The Cosby Show offers one of the most powerful and important representations of Black male intellect in the history of American television. One of the main characters on the show is Heathcliff “Cliff” Huxtable (Bill Cosby), an obstetrician and son of a leading jazz trombonist. Cliff is married to Clair Huxtable (Phylicia Rashād), a smart and professional attorney. Clair and Cliff have five children. The upper-middle class Huxtable family lives in a brownstone in Brooklyn Heights, New York. Although The Cosby Show has received some negative critiques for focusing on highly educated and successful Blacks, I find the show to provide a needed alternative to the dominant narrative about Black male intellect: the media and other sources often present Black males as being unintelligent and criminals, but Cliff Huxtable represents respectability and brilliance. His brilliance isn’t wrapped in the traditional “nerd” image either. (Nothing’s wrong with the traditional “nerd” image, but it’s refreshing to see a representation of intellectual giftedness that doesn’t simply rely on an overrepresented image of what an educated or intellectual man looks like.) It’s essential to look at the great representation of Black male intellect Cliff Huxtable offers.
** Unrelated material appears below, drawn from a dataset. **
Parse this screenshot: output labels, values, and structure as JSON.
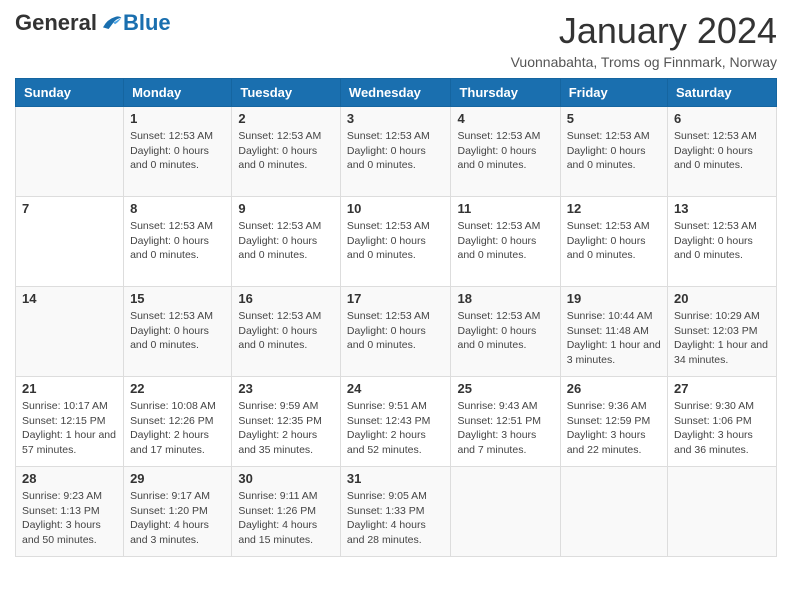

Although some don’t like Cliff Huxtable’s positive representation of Black male intellect to be highlighted, a critical observer of The Cosby Show cannot help but to see it. Cliff is a Black man who is a medical doctor. It takes a significant amount of knowledge and intellectual prowess to become a medical doctor. His education enables him to enjoy the life afforded to an upper-middle class man living in America. He doesn’t, however, display his wealth in an ostentatious manner. Instead, Cliff elects to invest his money in building a strong family centered on the importance of a quality education and essential moral values.
Even though Cliff is known more for his comedic ingenuity, the substantial value he places on education isn’t about fun and games at all. He has fun with all of his children but they know he doesn’t mind disciplining them about a lack of commitment to their academic studies. Theodore “Theo” Huxtable (Malcolm-Jamal Warner), Cliff’s only son, experiences the most difficult academic challenges, stemming primarily from his frequent lack of focus and motivation to excel academically. Theo constantly has his mind fixed on beautiful young girls, which, of course, is typical of a young American boy. Cliff refuses to allow Theo to sacrifice his education for phenomena less vital than a quality education.
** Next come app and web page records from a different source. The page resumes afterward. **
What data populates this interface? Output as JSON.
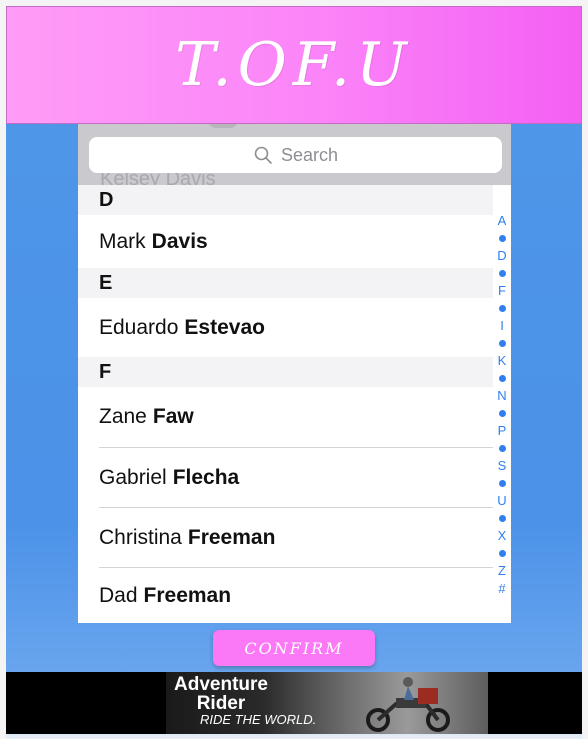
{
  "header": {
    "title": "T.OF.U"
  },
  "search": {
    "placeholder": "Search",
    "ghost_text": "Kelsey Davis",
    "icon": "search-icon"
  },
  "contacts": {
    "sections": [
      {
        "letter": "D",
        "rows": [
          {
            "first": "Mark",
            "last": "Davis"
          }
        ]
      },
      {
        "letter": "E",
        "rows": [
          {
            "first": "Eduardo",
            "last": "Estevao"
          }
        ]
      },
      {
        "letter": "F",
        "rows": [
          {
            "first": "Zane",
            "last": "Faw"
          },
          {
            "first": "Gabriel",
            "last": "Flecha"
          },
          {
            "first": "Christina",
            "last": "Freeman"
          },
          {
            "first": "Dad",
            "last": "Freeman"
          }
        ]
      }
    ]
  },
  "index": {
    "letters": [
      "A",
      "D",
      "F",
      "I",
      "K",
      "N",
      "P",
      "S",
      "U",
      "X",
      "Z",
      "#"
    ],
    "color": "#2f7ff0"
  },
  "confirm": {
    "label": "CONFIRM"
  },
  "ad": {
    "brand_line1": "Adventure",
    "brand_line2": "Rider",
    "tagline": "RIDE THE WORLD."
  },
  "colors": {
    "header_pink": "#fb84f8",
    "background_blue": "#4f97e8",
    "accent_blue": "#2f7ff0",
    "button_pink": "#fb78f6"
  }
}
Dr. Huxtable presents an interesting fusion of intellectual, moral and comedic excellence. When Black men are looking for a positive role model, they can follow the example proffered by Cliff. Too many people aren’t able to see the value of Cliff’s example for Black men because they’re too concentrated on his economic standing. Black men who don’t have anywhere close to the amount of money Dr. Huxtable has can still learn the essential values of a quality education and active and positive parental involvement from him.
Imagine if more Black men were to embrace Cliff’s commitment to education and active and positive parental involvement. How much better would our young Black males be today and how much stronger would Black families be?
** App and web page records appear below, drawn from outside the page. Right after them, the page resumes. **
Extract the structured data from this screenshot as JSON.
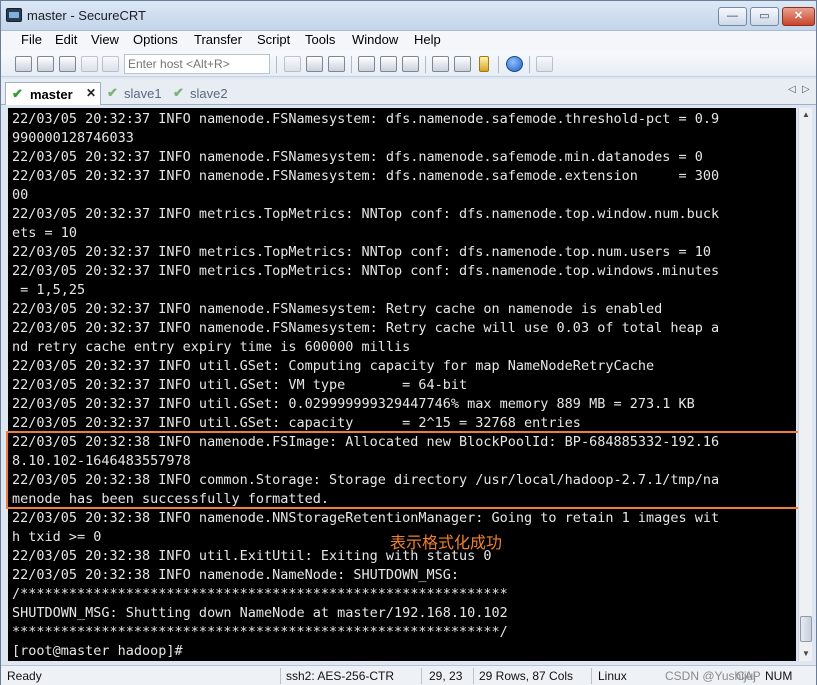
{
  "window": {
    "title": "master - SecureCRT",
    "controls": {
      "minimize": "—",
      "maximize": "▭",
      "close": "✕"
    }
  },
  "menu": [
    "File",
    "Edit",
    "View",
    "Options",
    "Transfer",
    "Script",
    "Tools",
    "Window",
    "Help"
  ],
  "toolbar": {
    "host_placeholder": "Enter host <Alt+R>",
    "icons": [
      "connect-icon",
      "quick-connect-icon",
      "connect-tab-icon",
      "reconnect-icon",
      "disconnect-icon",
      "copy-icon",
      "paste-icon",
      "find-icon",
      "print-icon",
      "print-setup-icon",
      "printer-icon",
      "session-options-icon",
      "global-options-icon",
      "keymap-icon",
      "help-icon",
      "screen-icon"
    ]
  },
  "tabs": [
    {
      "label": "master",
      "active": true,
      "close": "✕"
    },
    {
      "label": "slave1",
      "active": false
    },
    {
      "label": "slave2",
      "active": false
    }
  ],
  "tab_nav": {
    "prev": "◁",
    "next": "▷"
  },
  "terminal": {
    "lines": [
      "22/03/05 20:32:37 INFO namenode.FSNamesystem: dfs.namenode.safemode.threshold-pct = 0.9",
      "990000128746033",
      "22/03/05 20:32:37 INFO namenode.FSNamesystem: dfs.namenode.safemode.min.datanodes = 0",
      "22/03/05 20:32:37 INFO namenode.FSNamesystem: dfs.namenode.safemode.extension     = 300",
      "00",
      "22/03/05 20:32:37 INFO metrics.TopMetrics: NNTop conf: dfs.namenode.top.window.num.buck",
      "ets = 10",
      "22/03/05 20:32:37 INFO metrics.TopMetrics: NNTop conf: dfs.namenode.top.num.users = 10",
      "22/03/05 20:32:37 INFO metrics.TopMetrics: NNTop conf: dfs.namenode.top.windows.minutes",
      " = 1,5,25",
      "22/03/05 20:32:37 INFO namenode.FSNamesystem: Retry cache on namenode is enabled",
      "22/03/05 20:32:37 INFO namenode.FSNamesystem: Retry cache will use 0.03 of total heap a",
      "nd retry cache entry expiry time is 600000 millis",
      "22/03/05 20:32:37 INFO util.GSet: Computing capacity for map NameNodeRetryCache",
      "22/03/05 20:32:37 INFO util.GSet: VM type       = 64-bit",
      "22/03/05 20:32:37 INFO util.GSet: 0.029999999329447746% max memory 889 MB = 273.1 KB",
      "22/03/05 20:32:37 INFO util.GSet: capacity      = 2^15 = 32768 entries",
      "22/03/05 20:32:38 INFO namenode.FSImage: Allocated new BlockPoolId: BP-684885332-192.16",
      "8.10.102-1646483557978",
      "22/03/05 20:32:38 INFO common.Storage: Storage directory /usr/local/hadoop-2.7.1/tmp/na",
      "menode has been successfully formatted.",
      "22/03/05 20:32:38 INFO namenode.NNStorageRetentionManager: Going to retain 1 images wit",
      "h txid >= 0",
      "22/03/05 20:32:38 INFO util.ExitUtil: Exiting with status 0",
      "22/03/05 20:32:38 INFO namenode.NameNode: SHUTDOWN_MSG:",
      "/************************************************************",
      "SHUTDOWN_MSG: Shutting down NameNode at master/192.168.10.102",
      "************************************************************/",
      "[root@master hadoop]#"
    ],
    "annotation": "表示格式化成功",
    "annotation_color": "#f0822c",
    "highlight_color": "#ef7d35",
    "text_color": "#e6e6e6",
    "background": "#000000"
  },
  "scrollbar": {
    "up": "▲",
    "down": "▼"
  },
  "statusbar": {
    "ready": "Ready",
    "protocol": "ssh2: AES-256-CTR",
    "cursor": "29,  23",
    "size": "29 Rows, 87 Cols",
    "os": "Linux",
    "caps": "CAP",
    "num": "NUM",
    "watermark": "CSDN @Yushijuj"
  }
}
Antonio Maurice Daniels
University of Wisconsin-Madison
- Bill Cosby Becomes 1st Black Emmy Award Winner On This Day In 1966 (newsone.com)
- Reblogged: Fashion in Film-Cosby Show (theabsolutemost.com)
- Bill Cosby’s Fatherhood (laurenandjoshweber.wordpress.com)